(Beginning of INPUT DATA)
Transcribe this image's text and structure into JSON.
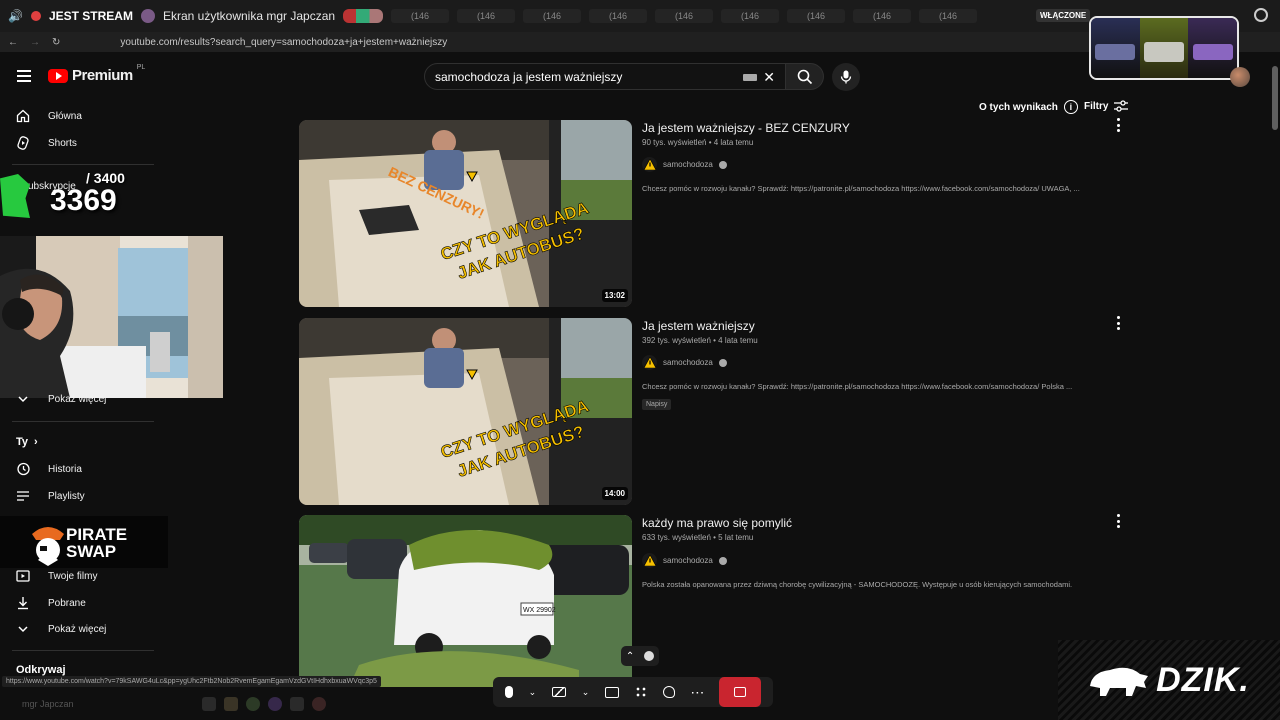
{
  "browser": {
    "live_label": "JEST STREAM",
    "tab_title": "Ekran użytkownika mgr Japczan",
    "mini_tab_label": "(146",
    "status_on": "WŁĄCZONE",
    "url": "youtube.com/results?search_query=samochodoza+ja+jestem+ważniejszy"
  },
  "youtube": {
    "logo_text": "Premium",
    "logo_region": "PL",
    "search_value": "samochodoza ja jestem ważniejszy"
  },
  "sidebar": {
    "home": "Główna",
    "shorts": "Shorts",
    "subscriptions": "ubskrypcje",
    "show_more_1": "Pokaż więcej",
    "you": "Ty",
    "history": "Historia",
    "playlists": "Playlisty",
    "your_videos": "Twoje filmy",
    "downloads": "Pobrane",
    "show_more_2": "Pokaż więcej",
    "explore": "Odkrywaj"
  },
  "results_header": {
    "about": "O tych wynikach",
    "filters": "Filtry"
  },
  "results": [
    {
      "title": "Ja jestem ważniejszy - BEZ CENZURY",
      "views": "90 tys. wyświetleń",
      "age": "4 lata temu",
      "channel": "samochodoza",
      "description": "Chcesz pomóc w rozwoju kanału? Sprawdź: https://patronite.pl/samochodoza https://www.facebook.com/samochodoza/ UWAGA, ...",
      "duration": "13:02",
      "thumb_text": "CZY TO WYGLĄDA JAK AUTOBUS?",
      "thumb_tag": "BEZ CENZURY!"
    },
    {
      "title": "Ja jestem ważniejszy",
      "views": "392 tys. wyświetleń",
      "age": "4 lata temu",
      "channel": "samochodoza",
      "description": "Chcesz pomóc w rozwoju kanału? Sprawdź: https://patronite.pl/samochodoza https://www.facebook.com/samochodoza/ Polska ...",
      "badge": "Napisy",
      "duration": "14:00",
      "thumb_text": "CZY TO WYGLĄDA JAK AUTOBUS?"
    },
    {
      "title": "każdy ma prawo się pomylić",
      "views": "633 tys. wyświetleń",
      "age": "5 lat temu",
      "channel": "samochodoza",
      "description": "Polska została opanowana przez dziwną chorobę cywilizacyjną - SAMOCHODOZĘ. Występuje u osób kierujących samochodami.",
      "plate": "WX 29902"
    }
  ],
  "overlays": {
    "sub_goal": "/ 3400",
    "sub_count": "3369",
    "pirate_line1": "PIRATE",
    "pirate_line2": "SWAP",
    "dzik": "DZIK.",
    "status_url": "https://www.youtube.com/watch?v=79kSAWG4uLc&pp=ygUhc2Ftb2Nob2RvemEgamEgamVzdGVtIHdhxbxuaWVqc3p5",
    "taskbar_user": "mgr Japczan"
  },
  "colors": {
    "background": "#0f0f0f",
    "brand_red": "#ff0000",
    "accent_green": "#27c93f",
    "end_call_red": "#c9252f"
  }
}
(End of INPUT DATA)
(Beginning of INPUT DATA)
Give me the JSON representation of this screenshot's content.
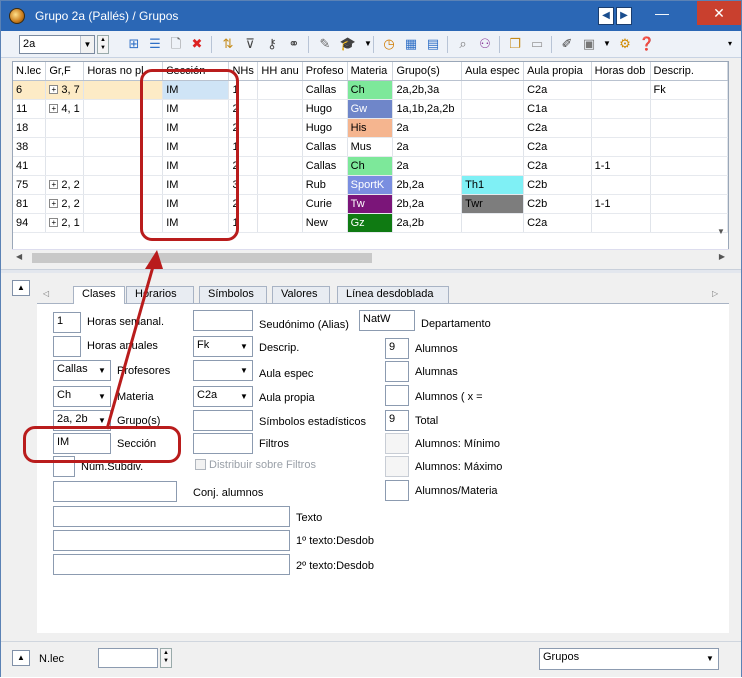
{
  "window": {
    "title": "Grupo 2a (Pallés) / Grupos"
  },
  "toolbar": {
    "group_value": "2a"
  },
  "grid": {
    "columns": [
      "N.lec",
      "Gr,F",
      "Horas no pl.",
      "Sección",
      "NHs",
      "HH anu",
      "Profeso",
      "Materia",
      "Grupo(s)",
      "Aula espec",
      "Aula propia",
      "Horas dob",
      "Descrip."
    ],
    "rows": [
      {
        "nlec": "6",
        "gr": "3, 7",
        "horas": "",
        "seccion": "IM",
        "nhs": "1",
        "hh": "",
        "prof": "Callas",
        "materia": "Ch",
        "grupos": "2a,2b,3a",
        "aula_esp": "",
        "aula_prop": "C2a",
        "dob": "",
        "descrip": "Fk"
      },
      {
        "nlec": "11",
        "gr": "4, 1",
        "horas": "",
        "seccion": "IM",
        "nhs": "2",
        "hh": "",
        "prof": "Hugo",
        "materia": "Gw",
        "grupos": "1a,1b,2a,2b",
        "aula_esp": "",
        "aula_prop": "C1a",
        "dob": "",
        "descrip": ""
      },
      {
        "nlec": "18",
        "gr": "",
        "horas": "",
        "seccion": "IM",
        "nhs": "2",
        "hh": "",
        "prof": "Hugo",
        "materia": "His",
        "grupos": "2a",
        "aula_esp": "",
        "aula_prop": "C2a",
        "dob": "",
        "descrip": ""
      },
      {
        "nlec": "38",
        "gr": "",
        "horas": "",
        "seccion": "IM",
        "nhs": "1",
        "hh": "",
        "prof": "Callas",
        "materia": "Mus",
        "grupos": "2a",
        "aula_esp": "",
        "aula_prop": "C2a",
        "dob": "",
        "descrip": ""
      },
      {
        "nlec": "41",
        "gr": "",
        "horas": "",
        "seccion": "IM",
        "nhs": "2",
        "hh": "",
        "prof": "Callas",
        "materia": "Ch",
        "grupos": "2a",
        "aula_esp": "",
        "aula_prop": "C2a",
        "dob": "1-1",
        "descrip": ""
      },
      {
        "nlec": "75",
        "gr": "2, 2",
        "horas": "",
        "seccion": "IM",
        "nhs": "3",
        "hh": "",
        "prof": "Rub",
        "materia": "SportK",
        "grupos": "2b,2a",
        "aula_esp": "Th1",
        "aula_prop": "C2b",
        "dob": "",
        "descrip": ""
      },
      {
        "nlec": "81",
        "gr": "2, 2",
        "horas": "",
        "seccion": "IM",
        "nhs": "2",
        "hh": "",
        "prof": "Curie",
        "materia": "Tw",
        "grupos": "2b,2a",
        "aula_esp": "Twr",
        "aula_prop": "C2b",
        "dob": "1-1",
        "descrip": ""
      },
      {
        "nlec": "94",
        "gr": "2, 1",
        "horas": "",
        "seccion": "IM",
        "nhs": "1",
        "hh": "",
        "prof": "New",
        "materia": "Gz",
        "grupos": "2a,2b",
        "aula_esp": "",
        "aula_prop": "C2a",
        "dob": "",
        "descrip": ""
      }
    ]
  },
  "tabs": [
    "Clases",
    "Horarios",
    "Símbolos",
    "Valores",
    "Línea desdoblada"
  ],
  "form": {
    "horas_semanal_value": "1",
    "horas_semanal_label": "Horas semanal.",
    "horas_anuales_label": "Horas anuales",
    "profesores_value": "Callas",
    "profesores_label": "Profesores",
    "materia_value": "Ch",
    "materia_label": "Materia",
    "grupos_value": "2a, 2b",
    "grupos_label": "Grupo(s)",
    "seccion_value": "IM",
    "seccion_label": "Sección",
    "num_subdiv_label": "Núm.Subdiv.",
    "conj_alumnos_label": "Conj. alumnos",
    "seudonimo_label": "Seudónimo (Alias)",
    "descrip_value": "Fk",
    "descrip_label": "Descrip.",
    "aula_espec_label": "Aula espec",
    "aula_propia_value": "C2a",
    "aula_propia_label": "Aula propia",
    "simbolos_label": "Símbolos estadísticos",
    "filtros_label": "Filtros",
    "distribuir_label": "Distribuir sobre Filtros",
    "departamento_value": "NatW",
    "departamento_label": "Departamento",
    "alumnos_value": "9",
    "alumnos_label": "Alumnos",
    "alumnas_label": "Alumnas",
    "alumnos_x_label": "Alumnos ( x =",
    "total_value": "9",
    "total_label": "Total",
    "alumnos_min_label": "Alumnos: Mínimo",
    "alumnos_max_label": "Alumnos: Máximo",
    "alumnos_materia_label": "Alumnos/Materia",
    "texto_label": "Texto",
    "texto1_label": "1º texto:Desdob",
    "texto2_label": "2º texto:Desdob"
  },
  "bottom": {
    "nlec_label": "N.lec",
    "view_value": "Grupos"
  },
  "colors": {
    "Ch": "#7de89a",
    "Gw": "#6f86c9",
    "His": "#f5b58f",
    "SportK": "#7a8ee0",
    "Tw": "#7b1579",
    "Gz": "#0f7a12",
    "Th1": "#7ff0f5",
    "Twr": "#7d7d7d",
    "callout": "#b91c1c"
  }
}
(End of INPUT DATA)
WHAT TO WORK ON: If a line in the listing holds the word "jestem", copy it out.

SOLUTION:
    "url": "youtube.com/results?search_query=samochodoza+ja+jestem+ważniejszy"
    "search_value": "samochodoza ja jestem ważniejszy"
      "title": "Ja jestem ważniejszy - BEZ CENZURY",
      "title": "Ja jestem ważniejszy",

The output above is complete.